Problem statement =>
If a line in the entries below includes the string "have", copy it out.

(Collected data)
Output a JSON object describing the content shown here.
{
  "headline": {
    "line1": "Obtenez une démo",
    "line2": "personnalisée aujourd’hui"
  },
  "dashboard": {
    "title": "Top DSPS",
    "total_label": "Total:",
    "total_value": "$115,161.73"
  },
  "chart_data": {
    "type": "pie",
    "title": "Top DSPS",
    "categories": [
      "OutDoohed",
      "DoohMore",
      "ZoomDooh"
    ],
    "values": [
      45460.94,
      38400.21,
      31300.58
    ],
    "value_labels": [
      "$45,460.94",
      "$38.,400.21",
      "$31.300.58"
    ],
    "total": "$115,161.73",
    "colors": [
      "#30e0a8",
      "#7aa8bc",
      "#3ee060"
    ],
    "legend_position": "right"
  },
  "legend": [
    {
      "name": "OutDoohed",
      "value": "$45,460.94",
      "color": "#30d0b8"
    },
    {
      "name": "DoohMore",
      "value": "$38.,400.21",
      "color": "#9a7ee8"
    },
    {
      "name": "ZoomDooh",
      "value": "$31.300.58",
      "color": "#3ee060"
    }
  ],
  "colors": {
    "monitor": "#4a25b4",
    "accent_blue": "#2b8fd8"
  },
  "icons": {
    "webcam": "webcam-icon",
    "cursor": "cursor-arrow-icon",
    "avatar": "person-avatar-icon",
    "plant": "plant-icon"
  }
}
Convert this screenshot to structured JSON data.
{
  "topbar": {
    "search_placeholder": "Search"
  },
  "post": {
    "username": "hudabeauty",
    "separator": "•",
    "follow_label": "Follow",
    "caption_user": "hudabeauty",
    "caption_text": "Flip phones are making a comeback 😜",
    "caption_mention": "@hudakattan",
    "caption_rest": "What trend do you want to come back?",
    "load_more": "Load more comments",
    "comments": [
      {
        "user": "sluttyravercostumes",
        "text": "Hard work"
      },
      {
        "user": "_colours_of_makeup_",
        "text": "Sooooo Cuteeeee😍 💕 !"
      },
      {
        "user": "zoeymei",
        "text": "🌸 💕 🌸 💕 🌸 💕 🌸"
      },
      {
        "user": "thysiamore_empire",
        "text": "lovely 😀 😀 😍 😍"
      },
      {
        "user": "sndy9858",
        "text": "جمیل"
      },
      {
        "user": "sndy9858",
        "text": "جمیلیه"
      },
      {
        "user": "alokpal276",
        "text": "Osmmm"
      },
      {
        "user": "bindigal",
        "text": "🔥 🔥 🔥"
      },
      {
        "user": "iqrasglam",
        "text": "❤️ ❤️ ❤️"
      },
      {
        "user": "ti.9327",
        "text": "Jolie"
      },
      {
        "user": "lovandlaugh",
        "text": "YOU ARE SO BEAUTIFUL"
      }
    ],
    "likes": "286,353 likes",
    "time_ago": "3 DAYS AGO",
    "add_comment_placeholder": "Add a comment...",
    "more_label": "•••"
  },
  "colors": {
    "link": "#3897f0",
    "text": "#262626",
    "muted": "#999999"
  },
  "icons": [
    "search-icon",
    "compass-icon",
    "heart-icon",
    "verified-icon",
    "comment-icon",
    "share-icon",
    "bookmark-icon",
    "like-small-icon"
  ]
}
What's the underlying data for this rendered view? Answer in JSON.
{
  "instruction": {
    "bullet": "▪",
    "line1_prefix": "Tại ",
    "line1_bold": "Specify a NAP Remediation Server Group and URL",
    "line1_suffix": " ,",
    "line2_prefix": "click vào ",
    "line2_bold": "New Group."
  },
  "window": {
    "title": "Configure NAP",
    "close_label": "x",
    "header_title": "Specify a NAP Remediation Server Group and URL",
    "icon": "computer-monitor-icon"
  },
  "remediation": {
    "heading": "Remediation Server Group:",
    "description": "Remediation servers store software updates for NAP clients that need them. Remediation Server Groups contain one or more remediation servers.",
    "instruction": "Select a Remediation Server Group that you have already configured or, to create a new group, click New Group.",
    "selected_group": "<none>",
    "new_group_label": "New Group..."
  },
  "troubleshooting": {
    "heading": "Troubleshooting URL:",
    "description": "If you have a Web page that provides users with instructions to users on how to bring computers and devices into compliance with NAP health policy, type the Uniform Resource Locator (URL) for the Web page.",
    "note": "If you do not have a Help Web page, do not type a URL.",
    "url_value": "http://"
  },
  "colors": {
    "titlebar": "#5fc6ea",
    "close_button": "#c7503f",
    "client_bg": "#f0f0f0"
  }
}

Result below =>
    "instruction": "Select a Remediation Server Group that you have already configured or, to create a new group, click New Group.",
    "description": "If you have a Web page that provides users with instructions to users on how to bring computers and devices into compliance with NAP health policy, type the Uniform Resource Locator (URL) for the Web page.",
    "note": "If you do not have a Help Web page, do not type a URL.",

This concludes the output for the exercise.